In a TV landscape glutted with lush period pieces, big-budget fantasy, and vividly rendered dystopian sci-fi, it takes truly stellar costume design to pop from the pack. One striking Game of Thrones piece—the dramatic white fur coat that Daenerys Targaryen wears during her dragon ride north to save Jon Snow—became a social-media sensation the moment audiences set eyes on it and, later, inspired a wave of Etsy knockoffs. Saturday Night Live’s royal-wedding costumes—replicated at warp speed for an episode airing the evening of Prince Harry and Meghan Markle’s nuptials—left the Internet incredulous. The Marvelous Mrs. Maisel costume designer, Donna Zakowska, created more than impeccably tailored dresses, pants, and coats in colors as radiant as 1950s protagonist Miriam “Midge” Maisel—she created full-blown closet envy. “I’m always trying to find a way to define Midge and excite the audience,” says Zakowska. “I didn’t feel like I was just designing fashion. I’m designing a story.” Zakowska and a few other Emmy-nominated costume designers riff on the stories they told this season.
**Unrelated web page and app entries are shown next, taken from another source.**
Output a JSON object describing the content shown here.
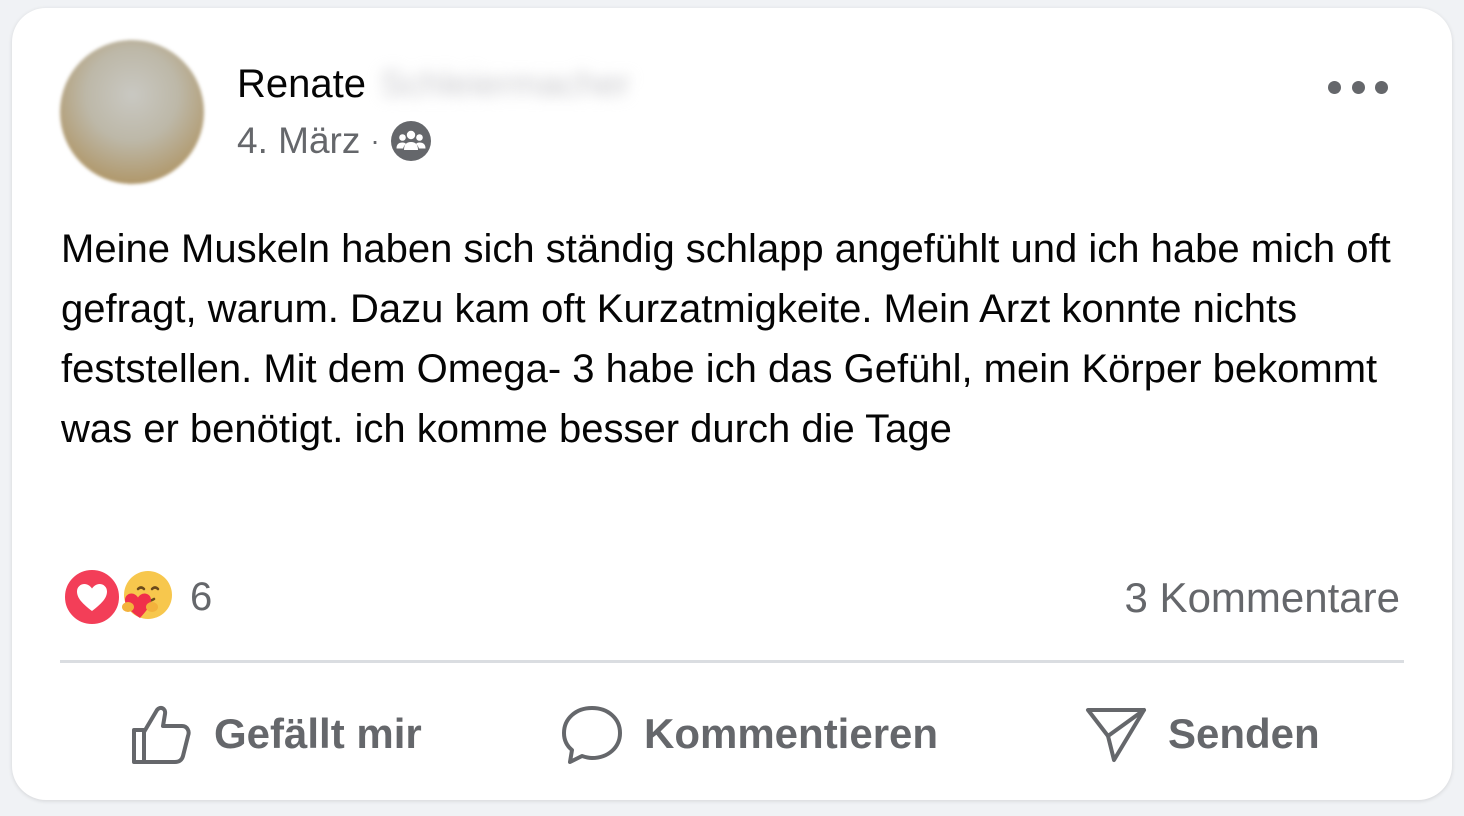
{
  "post": {
    "author_first": "Renate",
    "author_last": "Schleiermacher",
    "date": "4. März",
    "separator": "·",
    "audience_icon": "friends-icon",
    "text": "Meine Muskeln haben sich ständig schlapp angefühlt und ich habe mich oft gefragt, warum. Dazu kam oft Kurzatmigkeite. Mein Arzt konnte nichts feststellen. Mit dem Omega- 3 habe ich das Gefühl, mein Körper bekommt was er benötigt. ich komme besser durch die Tage"
  },
  "reactions": {
    "types": [
      "love",
      "care"
    ],
    "count": "6",
    "comments": "3 Kommentare"
  },
  "actions": {
    "like": "Gefällt mir",
    "comment": "Kommentieren",
    "send": "Senden"
  },
  "colors": {
    "text": "#050505",
    "secondary": "#65676b",
    "love": "#f33e58",
    "divider": "#dadde1"
  }
}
“I wanted this moment to be epic,” Clapton says of Daenerys (Emilia Clarke) rescuing Jon Snow (Kit Harington) from the Night King’s army. “I wanted her coat to have the Targaryen cut and the sense of a savior swooping in to save someone for no reason other than that she cares for Jon. It also seemed practical for her to wear fur to keep warm riding a dragon north!” Clapton’s team created three identical coats, one to shoot and two as backups—each taking three people a month to produce. “We created them from strips of leather, short white faux fur, long fine dark faux fur, and white fur towards the hem. I wanted the texture to have a link to the ridges on the dragons, but also to emulate the layering in the White Walkers’ costume.”
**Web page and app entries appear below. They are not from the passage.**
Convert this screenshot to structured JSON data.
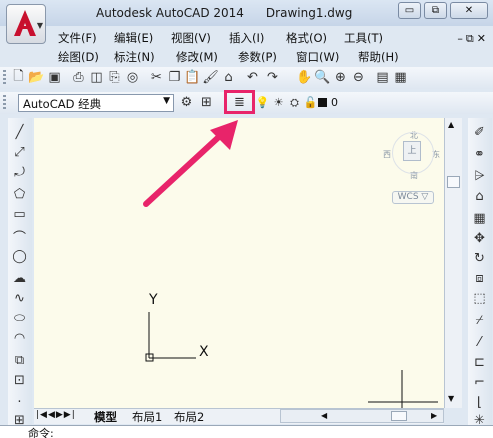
{
  "window": {
    "app_title": "Autodesk AutoCAD 2014",
    "document": "Drawing1.dwg",
    "minimize": "▭",
    "restore": "⧉",
    "close": "✕",
    "mdi_controls": "–⧉✕"
  },
  "menu_row1": [
    "文件(F)",
    "编辑(E)",
    "视图(V)",
    "插入(I)",
    "格式(O)",
    "工具(T)"
  ],
  "menu_row2": [
    "绘图(D)",
    "标注(N)",
    "修改(M)",
    "参数(P)",
    "窗口(W)",
    "帮助(H)"
  ],
  "workspace": {
    "value": "AutoCAD 经典"
  },
  "layer": {
    "current": "0"
  },
  "viewcube": {
    "north": "北",
    "south": "南",
    "east": "东",
    "west": "西",
    "face": "上",
    "wcs": "WCS ▽"
  },
  "ucs": {
    "y": "Y",
    "x": "X"
  },
  "layout_tabs": [
    "模型",
    "布局1",
    "布局2"
  ],
  "command": {
    "prompt": "命令:"
  },
  "icons": {
    "draw_toolbar": [
      "line-icon",
      "construction-line-icon",
      "polyline-icon",
      "polygon-icon",
      "rectangle-icon",
      "arc-icon",
      "circle-icon",
      "revision-cloud-icon",
      "spline-icon",
      "ellipse-icon",
      "ellipse-arc-icon",
      "insert-block-icon",
      "make-block-icon",
      "point-icon"
    ],
    "modify_toolbar": [
      "erase-icon",
      "copy-icon",
      "mirror-icon",
      "offset-icon",
      "array-icon",
      "move-icon",
      "rotate-icon",
      "scale-icon",
      "stretch-icon",
      "trim-icon",
      "extend-icon",
      "break-icon",
      "join-icon",
      "chamfer-icon"
    ]
  },
  "colors": {
    "highlight": "#e8246a",
    "canvas": "#fcfbeb",
    "arrow": "#e8246a"
  }
}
Replicating wedding-day attire—in the seven and a half hours between Prince Harry’s fairy-tale nuptials to Meghan Markle and S.N.L.’s live taping—was the most difficult assignment Broecker has had in three decades at the show. “Someone was in charge of making the ribbons and passementerie” for Harry’s uniform, says Broecker, whose team hastily duplicated what Savile Row’s Dege & Skinner did in six weeks. Black winter coats from storage were reconstructed and re-assembled to create the Blues and Royals base—with tweaks of the collar and pleats. “At six p.m., Mikey Day, who was playing Harry, said, ‘Hey, I just saw a picture of Harry wearing a tuxedo at the reception.’ I looked at him and said, ‘You’re wearing your uniform.’ ”
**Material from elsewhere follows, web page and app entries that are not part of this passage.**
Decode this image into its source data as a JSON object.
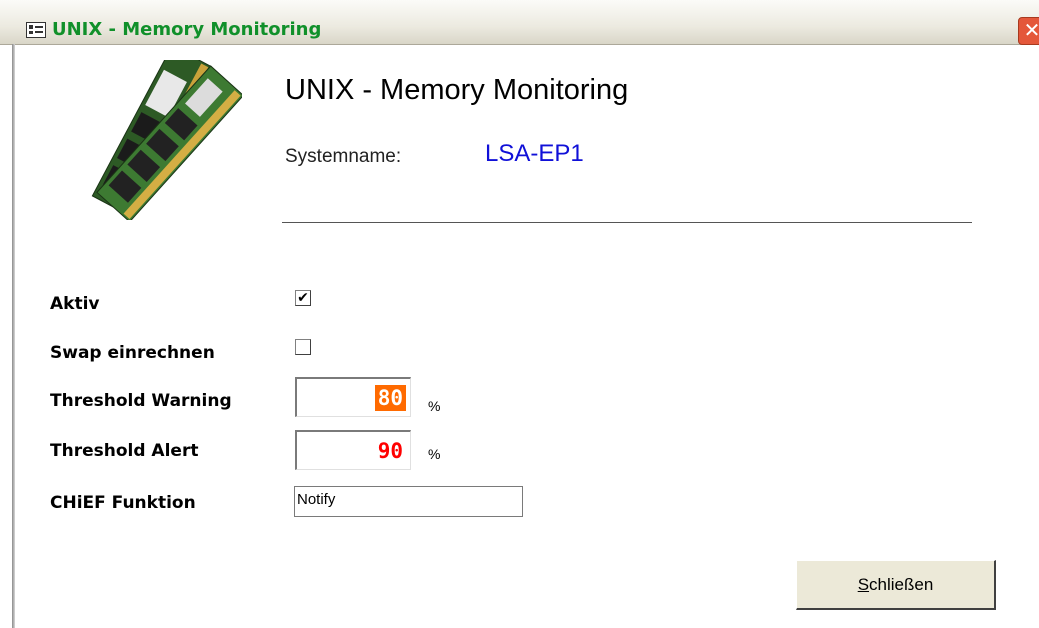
{
  "window": {
    "title": "UNIX - Memory Monitoring",
    "close_glyph": "✕"
  },
  "header": {
    "heading": "UNIX - Memory Monitoring",
    "systemname_label": "Systemname:",
    "systemname_value": "LSA-EP1",
    "image_icon": "ram-module-image"
  },
  "form": {
    "aktiv": {
      "label": "Aktiv",
      "checked": true,
      "mark": "✔"
    },
    "swap": {
      "label": "Swap einrechnen",
      "checked": false,
      "mark": ""
    },
    "warning": {
      "label": "Threshold Warning",
      "value": "80",
      "unit": "%"
    },
    "alert": {
      "label": "Threshold Alert",
      "value": "90",
      "unit": "%"
    },
    "chief": {
      "label": "CHiEF Funktion",
      "value": "Notify"
    }
  },
  "close_button": {
    "accesskey": "S",
    "rest": "chließen"
  },
  "colors": {
    "title_text": "#10902a",
    "systemname_value": "#1010d8",
    "warning_highlight": "#ff6a00",
    "alert_value": "#ff0000"
  }
}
Like the characters in Gilead’s color-coded caste system— red for Handmaids, green for Marthas, blue for Wives— Crabtree must operate within the palette confines, relying on different shades of teal to infuse Wife Serena Joy Waterford (Yvonne Strahovski) “with more strength.” For Serena’s diplomatic trip to Canada, Crabtree referred to Balenciaga’s 1950s designs and photos of politicians’ wives. “In any society, men have historically used their wives to gain favor with the public,” Crabtree says. “These designs were more put together, more chic.” Serena’s ladylike hat was partially inspired by First Lady Jacqueline Kennedy, who carefully pinned her hats back on her head to ensure her face was unobscured during public appearances.
For Dakota Fanning’s Sara Howard—a police secretary investigating a serial killer in the 1890s—Kaplan created a closetful of designs. “Most of the colors she wears are masculine,” says Kaplan, explaining that the progressive protagonist wants to fit in with her male colleagues. For the scene in which Sara meets her partners (Daniel Brühl and Luke Evans), Kaplan mitered dark-green velvet into chevron stripes that were applied to mauve fabric—creating a tapestry effect. The design was partially inspired by MGM designer Adrian, who pieced together “men’s suiting fabrics to make interesting patterns…. I wanted to have eye candy but in a way that was appropriate.” Kaplan completed the look with gloves and a menswear-inspired boater hat with a veil.
“Often I start by looking at fashion magazines, cutting out colors, and collaging them in ways that I love,” Zakowska says of designing costumes for the 1950s-set comedy’s titular character, Midge (Rachel Brosnahan). “When you look at 1958 and ’59 fashion magazines, designs were more adventure-some than people think…. That boldness freed me up. I didn’t feel like I was just designing fashion. I’m designing a story.” One eye-popping result: an impeccably tailored teal dress and matching jacket, contrasted by a chartreuse silk sash, and topped by a sculptural hat. “More people partook of the concept of an outfit and accessories and details and hats and shoes than they do now. I’m always trying to find a way to … be on a journey into color.”